Well, the responsibility that this knowledge demands but the men who have it. The great sacrifice by great men like your father.
The sacrifice of your mother.
What do you know about that?
Just that she’s… been the subject of an experiment for 25 years.
Nicholas Lea does great work with admittedly corny dialogue. Over the course of the two-parter, it feels like Krycek isn’t sure what to make of Spender; it is as if he has to teach himself to use proper English once again instead of relying on ambiguity and mystery. (It also seems like Krycek might suspect that Spender is a little slow.)
Two Fathers and One Son is a mess. Part of this is down to the fact that it is unwilling to make any truly bold moves in resolving the show’s long-running mythology, instead working hard to leave just about every door open for a return or resurrection. However, part of this is simply down to the fact that the show has been running for more than five years at this point, without a clear blueprint in place. Trying to make sense of all those little threads and connections was always going to be difficult.
It is arguably a miracle that the two-parter works at all, let alone that it winds up making a certain amount of sense and connecting back thematically to the heart of the series. It is hard to argue that Two Fathers and One Son is a highlight of the show’s run, but it is a qualified success. It works just enough. The show stops just short of committing to a satisfying finalé, but Two Fathers and One Son is arguably a more fulfilling resolution to The X-Files than The Truth would ever be.
The sixth season can really be seen as the beginning of the end for The X-Files. It is the year that say the ratings begin to slump as tensions behind the scenes continued to mount. The sixth season was the first season of The X-Files to begin closer to the end of the show’s run than the beginning. In that respect, Two Fathers and One Son serves to signal the beginning of that end. It is the show’s first real attempt at providing a measure of closure to the stories it began telling half-a-decade earlier.
Two Fathers and One Son is not the worst attempt at closure that The X-Files would ever make. In fact, it is not bad for a first attempt.

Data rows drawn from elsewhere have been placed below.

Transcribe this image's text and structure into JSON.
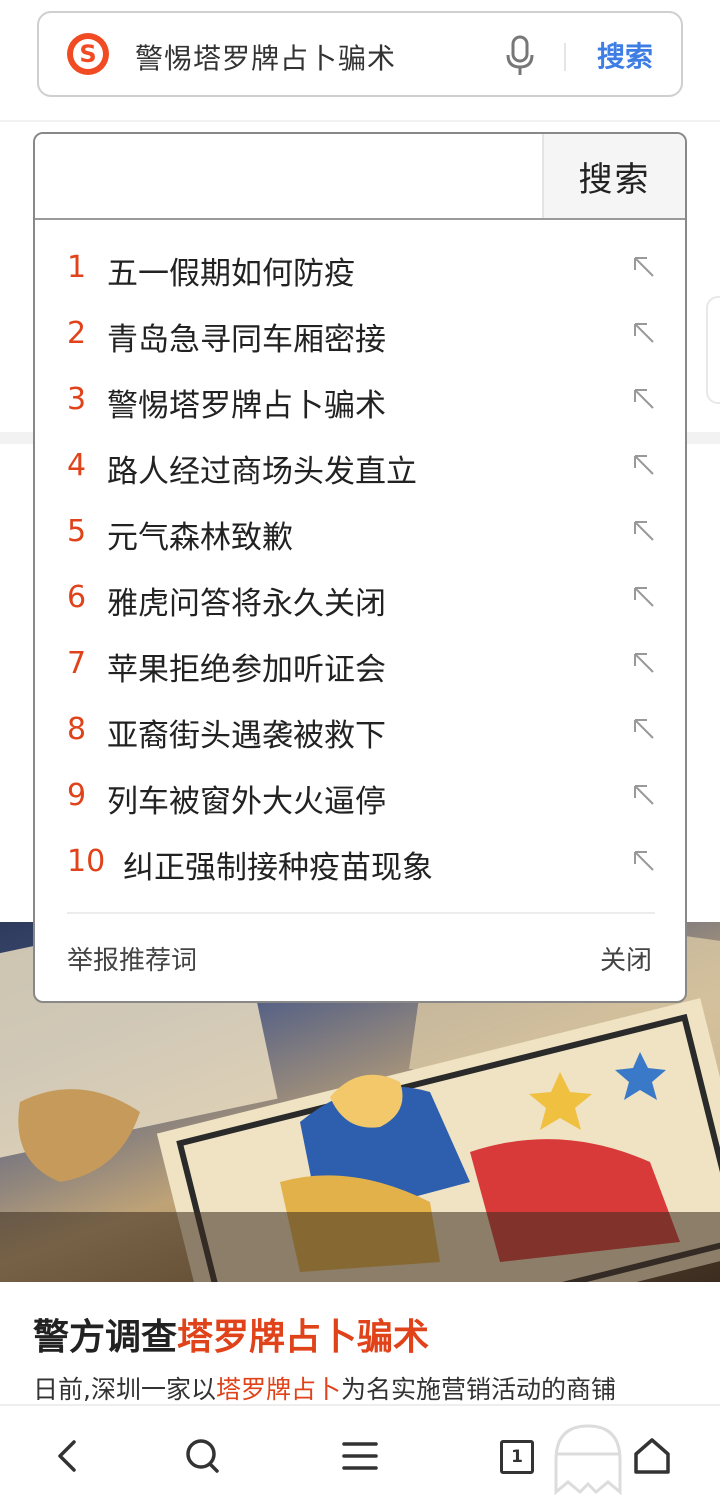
{
  "search": {
    "query": "警惕塔罗牌占卜骗术",
    "submit_label": "搜索",
    "logo_letter": "S"
  },
  "dropdown": {
    "input_value": "",
    "search_button_label": "搜索",
    "suggestions": [
      {
        "rank": "1",
        "text": "五一假期如何防疫"
      },
      {
        "rank": "2",
        "text": "青岛急寻同车厢密接"
      },
      {
        "rank": "3",
        "text": "警惕塔罗牌占卜骗术"
      },
      {
        "rank": "4",
        "text": "路人经过商场头发直立"
      },
      {
        "rank": "5",
        "text": "元气森林致歉"
      },
      {
        "rank": "6",
        "text": "雅虎问答将永久关闭"
      },
      {
        "rank": "7",
        "text": "苹果拒绝参加听证会"
      },
      {
        "rank": "8",
        "text": "亚裔街头遇袭被救下"
      },
      {
        "rank": "9",
        "text": "列车被窗外大火逼停"
      },
      {
        "rank": "10",
        "text": "纠正强制接种疫苗现象"
      }
    ],
    "report_label": "举报推荐词",
    "close_label": "关闭"
  },
  "article": {
    "title_prefix": "警方调查",
    "title_highlight": "塔罗牌占卜骗术",
    "snippet_prefix": "日前,深圳一家以",
    "snippet_highlight": "塔罗牌占卜",
    "snippet_suffix": "为名实施营销活动的商铺"
  },
  "bottom_nav": {
    "tab_count": "1"
  },
  "colors": {
    "accent_blue": "#3d7de4",
    "highlight_red": "#e0421a",
    "brand_orange": "#f04b23"
  }
}
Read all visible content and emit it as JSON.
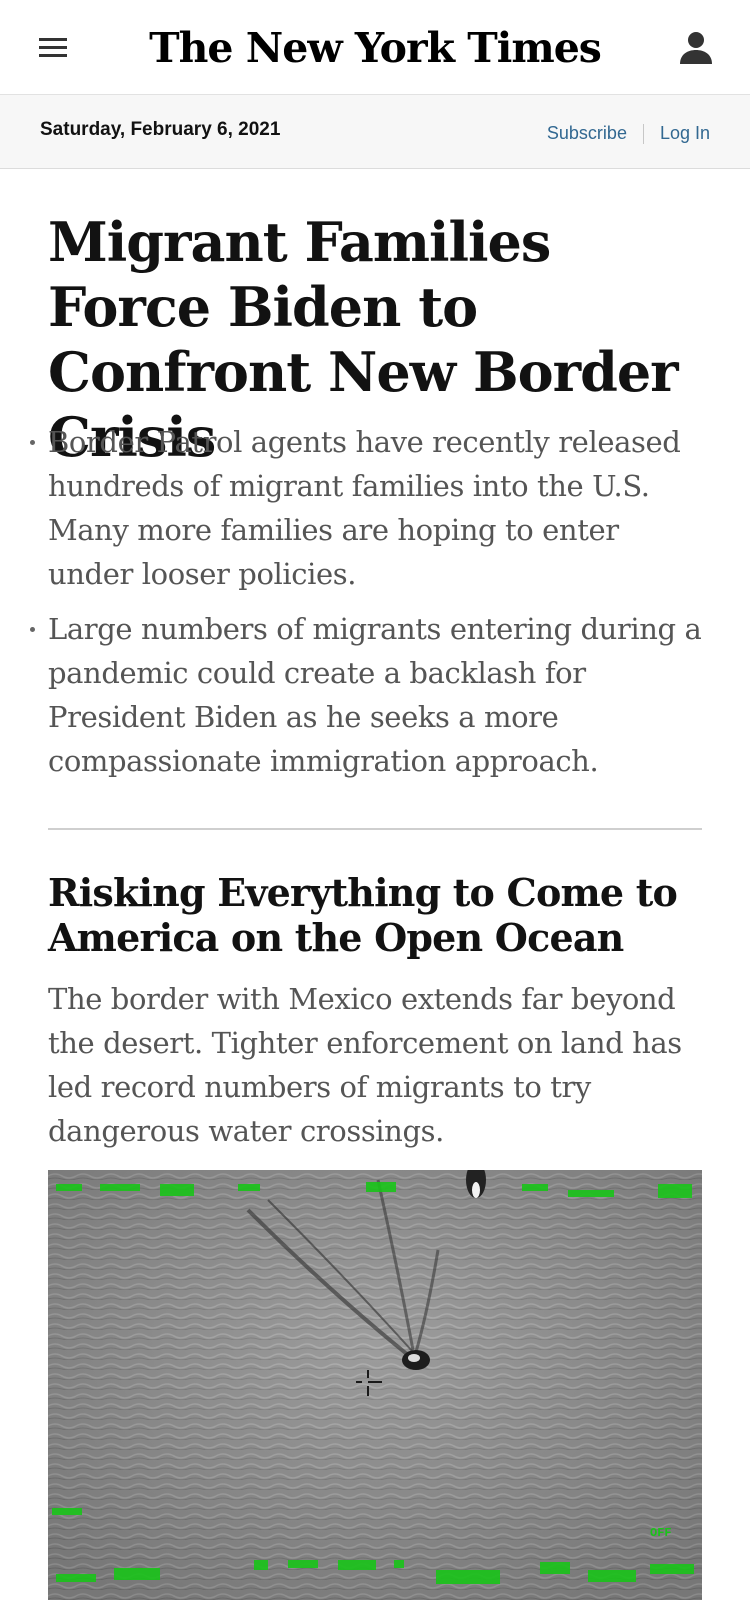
{
  "header": {
    "logo_text": "The New York Times"
  },
  "datebar": {
    "date": "Saturday, February 6, 2021",
    "subscribe_label": "Subscribe",
    "login_label": "Log In"
  },
  "lead_story": {
    "headline": "Migrant Families Force Biden to Confront New Border Crisis",
    "summary": [
      "Border Patrol agents have recently released hundreds of migrant families into the U.S. Many more families are hoping to enter under looser policies.",
      "Large numbers of migrants entering during a pandemic could create a backlash for President Biden as he seeks a more compassionate immigration approach."
    ]
  },
  "second_story": {
    "headline": "Risking Everything to Come to America on the Open Ocean",
    "summary": "The border with Mexico extends far beyond the desert. Tighter enforcement on land has led record numbers of migrants to try dangerous water crossings.",
    "photo_overlay_text": "OFF"
  },
  "colors": {
    "link": "#326891",
    "summary_text": "#555555",
    "headline_text": "#121212",
    "overlay_green": "#19c419"
  },
  "icons": {
    "menu": "hamburger-menu-icon",
    "account": "user-account-icon"
  }
}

Filed under: The X-Files | Tagged: cgb spender, children, chris carter, conclusions, conspiracie, endings, fathers, files, frank spotnitz, mythology, one son, parents, resolution, sons, spender, Television, the x-files, two fathers, x-files |